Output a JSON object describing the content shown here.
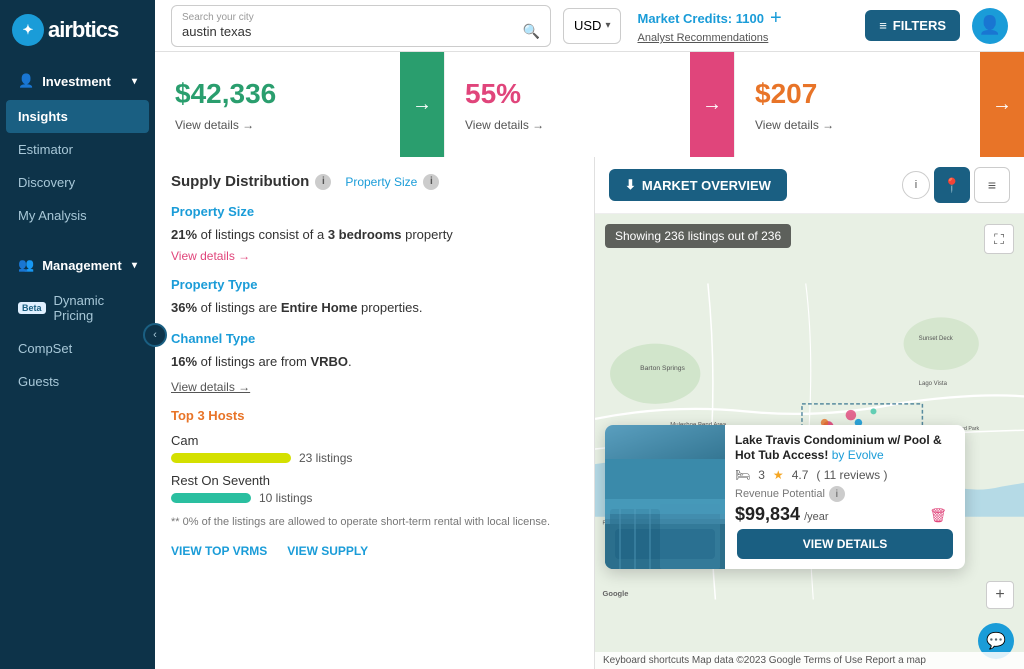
{
  "app": {
    "logo": "airbtics",
    "logo_icon": "~"
  },
  "sidebar": {
    "investment_label": "Investment",
    "insights_label": "Insights",
    "estimator_label": "Estimator",
    "discovery_label": "Discovery",
    "my_analysis_label": "My Analysis",
    "management_label": "Management",
    "dynamic_pricing_label": "Dynamic Pricing",
    "dynamic_pricing_badge": "Beta",
    "compset_label": "CompSet",
    "guests_label": "Guests"
  },
  "topbar": {
    "search_label": "Search your city",
    "search_placeholder": "austin texas",
    "currency_value": "USD",
    "credits_label": "Market Credits: 1100",
    "analyst_label": "Analyst Recommendations",
    "filters_label": "FILTERS"
  },
  "metrics": [
    {
      "value": "$42,336",
      "color": "green",
      "link_label": "View details →"
    },
    {
      "value": "55%",
      "color": "pink",
      "link_label": "View details →"
    },
    {
      "value": "$207",
      "color": "orange",
      "link_label": "View details →"
    }
  ],
  "supply": {
    "title": "Supply Distribution",
    "property_size_title": "Property Size",
    "property_size_info": "21% of listings consist of a 3 bedrooms property",
    "view_details_label": "View details →",
    "property_type_title": "Property Type",
    "property_type_info_prefix": "36% of listings are",
    "property_type_bold": "Entire Home",
    "property_type_suffix": "properties.",
    "channel_type_title": "Channel Type",
    "channel_type_info_prefix": "16% of listings are from",
    "channel_type_bold": "VRBO",
    "channel_type_suffix": ".",
    "view_details2_label": "View details →",
    "top_hosts_title": "Top 3 Hosts",
    "host1_name": "Cam",
    "host1_count": "23 listings",
    "host2_name": "Rest On Seventh",
    "host2_count": "10 listings",
    "footnote": "** 0% of the listings are allowed to operate short-term rental with local license.",
    "view_top_vrms_label": "VIEW TOP VRMS",
    "view_supply_label": "VIEW SUPPLY",
    "percent_21": "21%",
    "bold_3_bedrooms": "3 bedrooms",
    "percent_36": "36%",
    "percent_16": "16%"
  },
  "map": {
    "overview_btn_label": "MARKET OVERVIEW",
    "badge_text": "Showing 236 listings out of 236",
    "property_title": "Lake Travis Condominium w/ Pool & Hot Tub Access!",
    "property_by": "by Evolve",
    "property_beds": "3",
    "property_rating": "4.7",
    "property_reviews": "11 reviews",
    "revenue_label": "Revenue Potential",
    "revenue_value": "$99,834",
    "revenue_per": "/year",
    "view_details_btn": "VIEW DETAILS",
    "map_credits": "Keyboard shortcuts  Map data ©2023 Google  Terms of Use  Report a map"
  },
  "icons": {
    "search": "🔍",
    "filter": "≡",
    "download": "⬇",
    "location_pin": "📍",
    "list": "≡",
    "expand": "⛶",
    "plus": "+",
    "minus": "−",
    "chat": "💬",
    "arrow_right": "→",
    "info": "i",
    "star": "★",
    "bed": "🛏",
    "trash": "🗑",
    "chevron_down": "▾",
    "chevron_left": "‹"
  }
}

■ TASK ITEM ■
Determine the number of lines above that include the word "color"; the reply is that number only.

■ OUTPUT BELOW ■
3